The following is a guest blog written by Michael Cho at Next Caller. For more information on Next Caller, visit their website.
“Say please and thank you”
“Smile while you dial”
“The customer is always right”
As a customer experience executive, more likely than not, you’ve trained your call center reps to assume these proverbial pieces of advice. After all, having friendlier reps translates into better experiences for your customers. Right?
No less than a month ago, I was on the phone with a popular eCommerce brand, trying desperately to figure out why my Christmas gift to my parents had not shipped. The agent with whom I was speaking was delightful; he did everything right, asking me about my day and apologizing after every turn of the maze that my order was quickly becoming.
Alas, after nearly 10 minutes of hold time and countless questions, he figured out that my name had been improperly spelled in their system. Upon hanging up, I was annoyed: not enough to make me want to cancel my order, but enough to make me second-guess my loyalty to the brand.
It turns out. I’m not alone. According to a study conducted by American Express, “78% of consumers have bailed on a transaction or not made an intended purchase because of a poor service experience.” In addition, “59% would try a new brand or company for a better service experience.”
Clearly, there is enormous financial upside to providing exceptional customer service. But as having well-trained agents is not nearly enough, what steps can you take to transform your call center into a well-oiled machine?
1) Identify Your Callers
According to Contact Babel’s Contact Center Decision Maker’s Guide, 61 percent of callers are unknown in real-time. For the call center agent, this means more time spent on gathering customer information.
“What’s your name, sir?”
“Can you repeat that?”
“Benedict Cumberbatch. C as in cowboy, u as in umbrella, etc…”
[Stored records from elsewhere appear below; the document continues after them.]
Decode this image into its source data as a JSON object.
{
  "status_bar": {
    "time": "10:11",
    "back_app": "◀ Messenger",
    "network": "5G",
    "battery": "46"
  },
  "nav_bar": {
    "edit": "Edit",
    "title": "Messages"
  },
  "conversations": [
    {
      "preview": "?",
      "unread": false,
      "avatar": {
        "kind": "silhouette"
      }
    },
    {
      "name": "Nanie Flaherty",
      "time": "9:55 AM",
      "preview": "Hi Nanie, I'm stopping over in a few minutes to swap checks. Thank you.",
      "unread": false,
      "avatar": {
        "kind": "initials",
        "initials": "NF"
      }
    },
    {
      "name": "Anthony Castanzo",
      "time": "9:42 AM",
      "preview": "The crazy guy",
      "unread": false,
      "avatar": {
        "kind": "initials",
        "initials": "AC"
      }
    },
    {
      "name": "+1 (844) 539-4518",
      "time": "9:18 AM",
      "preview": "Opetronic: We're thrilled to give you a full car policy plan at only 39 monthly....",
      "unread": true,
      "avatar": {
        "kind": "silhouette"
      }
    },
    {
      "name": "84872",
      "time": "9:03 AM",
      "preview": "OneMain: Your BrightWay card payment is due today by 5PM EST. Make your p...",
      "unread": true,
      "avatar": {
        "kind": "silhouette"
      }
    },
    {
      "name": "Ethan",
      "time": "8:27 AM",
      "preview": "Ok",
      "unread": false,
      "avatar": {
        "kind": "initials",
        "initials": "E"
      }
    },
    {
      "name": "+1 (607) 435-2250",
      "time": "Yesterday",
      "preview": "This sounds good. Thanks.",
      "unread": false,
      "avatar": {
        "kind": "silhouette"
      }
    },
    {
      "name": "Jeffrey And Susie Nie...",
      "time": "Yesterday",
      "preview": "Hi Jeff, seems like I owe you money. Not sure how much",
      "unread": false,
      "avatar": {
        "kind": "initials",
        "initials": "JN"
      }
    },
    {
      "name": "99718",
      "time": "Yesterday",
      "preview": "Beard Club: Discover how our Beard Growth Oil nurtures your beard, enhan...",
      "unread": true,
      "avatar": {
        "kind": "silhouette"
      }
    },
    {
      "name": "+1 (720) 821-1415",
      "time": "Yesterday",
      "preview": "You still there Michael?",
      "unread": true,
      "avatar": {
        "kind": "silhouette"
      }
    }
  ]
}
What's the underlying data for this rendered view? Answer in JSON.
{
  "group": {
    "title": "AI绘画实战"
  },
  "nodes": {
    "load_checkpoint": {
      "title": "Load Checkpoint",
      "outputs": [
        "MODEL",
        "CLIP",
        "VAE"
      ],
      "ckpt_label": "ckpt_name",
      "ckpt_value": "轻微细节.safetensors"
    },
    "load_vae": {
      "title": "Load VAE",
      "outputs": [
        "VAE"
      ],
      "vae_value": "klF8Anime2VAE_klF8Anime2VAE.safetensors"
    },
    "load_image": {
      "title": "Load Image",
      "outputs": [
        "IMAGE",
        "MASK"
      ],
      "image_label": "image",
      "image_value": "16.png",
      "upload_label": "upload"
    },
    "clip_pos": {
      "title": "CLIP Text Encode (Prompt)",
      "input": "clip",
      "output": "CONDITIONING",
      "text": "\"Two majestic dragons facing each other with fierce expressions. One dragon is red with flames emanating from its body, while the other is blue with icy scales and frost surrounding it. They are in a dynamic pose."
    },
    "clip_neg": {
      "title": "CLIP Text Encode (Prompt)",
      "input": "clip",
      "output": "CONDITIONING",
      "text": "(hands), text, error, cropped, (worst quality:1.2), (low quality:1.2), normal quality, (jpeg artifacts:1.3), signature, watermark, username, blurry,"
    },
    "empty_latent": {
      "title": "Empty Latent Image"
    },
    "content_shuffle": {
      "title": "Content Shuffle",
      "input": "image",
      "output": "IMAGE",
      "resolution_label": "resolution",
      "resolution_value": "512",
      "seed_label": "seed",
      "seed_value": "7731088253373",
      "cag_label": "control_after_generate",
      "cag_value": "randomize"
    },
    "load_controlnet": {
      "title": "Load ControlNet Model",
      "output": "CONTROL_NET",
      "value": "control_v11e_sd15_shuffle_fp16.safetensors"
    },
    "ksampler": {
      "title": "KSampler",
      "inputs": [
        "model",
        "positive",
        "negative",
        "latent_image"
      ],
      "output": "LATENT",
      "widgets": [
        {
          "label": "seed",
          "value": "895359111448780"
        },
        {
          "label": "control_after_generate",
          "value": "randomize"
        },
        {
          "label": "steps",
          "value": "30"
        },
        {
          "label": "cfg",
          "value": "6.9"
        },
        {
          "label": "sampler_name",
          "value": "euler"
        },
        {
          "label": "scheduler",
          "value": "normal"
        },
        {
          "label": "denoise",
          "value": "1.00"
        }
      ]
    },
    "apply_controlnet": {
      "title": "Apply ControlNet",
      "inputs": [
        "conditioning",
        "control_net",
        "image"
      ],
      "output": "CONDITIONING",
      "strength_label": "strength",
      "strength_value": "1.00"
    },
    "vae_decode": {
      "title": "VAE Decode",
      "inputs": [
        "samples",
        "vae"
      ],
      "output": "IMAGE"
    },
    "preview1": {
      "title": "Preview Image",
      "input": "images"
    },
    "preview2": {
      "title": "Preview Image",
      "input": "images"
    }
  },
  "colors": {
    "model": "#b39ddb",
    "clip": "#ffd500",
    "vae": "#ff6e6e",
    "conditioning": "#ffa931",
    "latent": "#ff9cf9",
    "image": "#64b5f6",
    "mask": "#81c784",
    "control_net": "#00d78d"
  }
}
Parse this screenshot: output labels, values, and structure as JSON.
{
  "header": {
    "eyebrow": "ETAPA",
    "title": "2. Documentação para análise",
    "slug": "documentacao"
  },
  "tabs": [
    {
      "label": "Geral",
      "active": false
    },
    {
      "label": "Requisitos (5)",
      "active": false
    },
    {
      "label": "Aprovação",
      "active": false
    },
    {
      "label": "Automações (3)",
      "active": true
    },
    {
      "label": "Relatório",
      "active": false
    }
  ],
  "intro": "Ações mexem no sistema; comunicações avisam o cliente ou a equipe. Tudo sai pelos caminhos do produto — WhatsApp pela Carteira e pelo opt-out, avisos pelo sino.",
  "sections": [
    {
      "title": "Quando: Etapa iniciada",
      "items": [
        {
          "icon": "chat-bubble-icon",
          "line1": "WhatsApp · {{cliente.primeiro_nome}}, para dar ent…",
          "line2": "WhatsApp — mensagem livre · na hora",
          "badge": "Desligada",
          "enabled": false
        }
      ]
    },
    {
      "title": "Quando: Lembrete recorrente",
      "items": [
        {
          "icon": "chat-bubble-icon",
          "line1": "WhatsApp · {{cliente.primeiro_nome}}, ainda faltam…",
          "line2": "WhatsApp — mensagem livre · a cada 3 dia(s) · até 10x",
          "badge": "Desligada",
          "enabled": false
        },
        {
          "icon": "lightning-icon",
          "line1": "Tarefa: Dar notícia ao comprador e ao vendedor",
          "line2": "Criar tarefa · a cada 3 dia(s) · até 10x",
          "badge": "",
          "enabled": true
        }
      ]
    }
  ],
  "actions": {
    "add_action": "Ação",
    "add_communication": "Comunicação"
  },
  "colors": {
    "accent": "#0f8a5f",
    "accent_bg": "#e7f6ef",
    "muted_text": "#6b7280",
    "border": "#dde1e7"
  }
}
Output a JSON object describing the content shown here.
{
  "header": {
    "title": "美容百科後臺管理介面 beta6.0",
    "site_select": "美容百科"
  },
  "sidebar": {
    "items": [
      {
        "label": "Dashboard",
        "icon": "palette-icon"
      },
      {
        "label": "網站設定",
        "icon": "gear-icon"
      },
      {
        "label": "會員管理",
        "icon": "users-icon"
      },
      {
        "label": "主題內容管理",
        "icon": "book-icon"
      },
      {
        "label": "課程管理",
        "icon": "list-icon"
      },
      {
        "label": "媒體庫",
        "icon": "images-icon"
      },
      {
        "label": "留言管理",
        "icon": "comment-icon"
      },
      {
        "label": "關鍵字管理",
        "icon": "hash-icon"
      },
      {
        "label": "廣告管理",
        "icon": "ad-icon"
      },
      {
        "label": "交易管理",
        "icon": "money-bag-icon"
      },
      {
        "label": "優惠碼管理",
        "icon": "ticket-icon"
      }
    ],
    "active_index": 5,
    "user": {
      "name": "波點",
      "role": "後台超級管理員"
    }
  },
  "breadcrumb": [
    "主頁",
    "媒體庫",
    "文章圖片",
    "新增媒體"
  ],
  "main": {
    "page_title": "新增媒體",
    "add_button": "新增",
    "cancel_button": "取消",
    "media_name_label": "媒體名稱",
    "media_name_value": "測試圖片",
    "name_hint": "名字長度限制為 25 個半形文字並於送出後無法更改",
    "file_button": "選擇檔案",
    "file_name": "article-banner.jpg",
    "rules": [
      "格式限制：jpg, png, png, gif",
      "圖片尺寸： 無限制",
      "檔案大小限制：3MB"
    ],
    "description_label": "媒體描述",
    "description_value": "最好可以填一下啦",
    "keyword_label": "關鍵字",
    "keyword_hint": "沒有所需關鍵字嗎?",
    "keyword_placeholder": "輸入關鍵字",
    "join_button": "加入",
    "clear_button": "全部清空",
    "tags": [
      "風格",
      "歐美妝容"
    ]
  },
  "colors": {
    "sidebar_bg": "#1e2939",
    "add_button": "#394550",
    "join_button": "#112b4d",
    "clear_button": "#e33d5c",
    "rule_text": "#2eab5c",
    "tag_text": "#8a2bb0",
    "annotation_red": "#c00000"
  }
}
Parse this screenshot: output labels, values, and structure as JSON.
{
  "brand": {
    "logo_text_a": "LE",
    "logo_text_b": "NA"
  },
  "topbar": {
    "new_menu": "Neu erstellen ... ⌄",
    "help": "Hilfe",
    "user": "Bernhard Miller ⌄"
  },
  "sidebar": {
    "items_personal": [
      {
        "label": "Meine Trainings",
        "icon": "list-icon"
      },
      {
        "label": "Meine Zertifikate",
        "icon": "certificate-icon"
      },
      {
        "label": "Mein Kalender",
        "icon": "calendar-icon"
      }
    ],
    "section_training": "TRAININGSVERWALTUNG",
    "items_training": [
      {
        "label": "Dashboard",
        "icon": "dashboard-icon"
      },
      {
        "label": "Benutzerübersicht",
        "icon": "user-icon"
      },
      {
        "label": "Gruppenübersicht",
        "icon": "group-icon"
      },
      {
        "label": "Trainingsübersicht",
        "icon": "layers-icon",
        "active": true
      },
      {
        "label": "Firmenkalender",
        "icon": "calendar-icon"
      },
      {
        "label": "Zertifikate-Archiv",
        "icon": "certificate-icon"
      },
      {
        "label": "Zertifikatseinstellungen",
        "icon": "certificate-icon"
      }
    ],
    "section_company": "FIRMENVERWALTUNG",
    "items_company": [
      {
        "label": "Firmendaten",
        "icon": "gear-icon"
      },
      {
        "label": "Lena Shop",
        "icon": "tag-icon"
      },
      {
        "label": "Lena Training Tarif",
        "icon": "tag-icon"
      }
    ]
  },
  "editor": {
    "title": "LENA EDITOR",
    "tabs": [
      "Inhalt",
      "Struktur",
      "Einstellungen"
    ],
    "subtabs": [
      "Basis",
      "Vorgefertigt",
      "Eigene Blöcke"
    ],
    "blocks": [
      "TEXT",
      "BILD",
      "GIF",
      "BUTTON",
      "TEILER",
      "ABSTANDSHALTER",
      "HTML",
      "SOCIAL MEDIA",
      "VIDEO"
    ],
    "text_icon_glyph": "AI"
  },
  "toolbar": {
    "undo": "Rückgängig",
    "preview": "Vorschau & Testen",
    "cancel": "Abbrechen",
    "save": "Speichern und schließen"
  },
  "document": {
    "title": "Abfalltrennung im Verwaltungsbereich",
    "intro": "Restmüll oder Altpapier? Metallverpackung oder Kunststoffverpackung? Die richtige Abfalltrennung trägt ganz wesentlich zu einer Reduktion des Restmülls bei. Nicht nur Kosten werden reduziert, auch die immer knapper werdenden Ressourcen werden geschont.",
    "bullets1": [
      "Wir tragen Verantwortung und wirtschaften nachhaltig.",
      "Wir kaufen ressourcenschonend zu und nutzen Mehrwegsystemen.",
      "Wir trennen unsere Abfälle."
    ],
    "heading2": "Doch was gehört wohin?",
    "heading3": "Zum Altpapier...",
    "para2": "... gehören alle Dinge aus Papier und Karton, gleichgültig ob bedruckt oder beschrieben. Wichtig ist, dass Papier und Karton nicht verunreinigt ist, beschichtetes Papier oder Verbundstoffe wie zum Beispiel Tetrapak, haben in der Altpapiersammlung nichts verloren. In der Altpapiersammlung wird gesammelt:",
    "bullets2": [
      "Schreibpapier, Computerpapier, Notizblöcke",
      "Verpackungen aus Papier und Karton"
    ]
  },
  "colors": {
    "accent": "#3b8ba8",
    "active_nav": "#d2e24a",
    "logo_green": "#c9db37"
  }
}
On average, these cumbersome back-and-forths take call centers anywhere from 30-60 seconds per call. When you’re dealing with thousands of calls per day, the hard cost quickly accumulates. But more importantly, this cost transfers over to your customers, who more likely than not do not want to be spelling their names repeatedly just to find out the status of their orders. Continue reading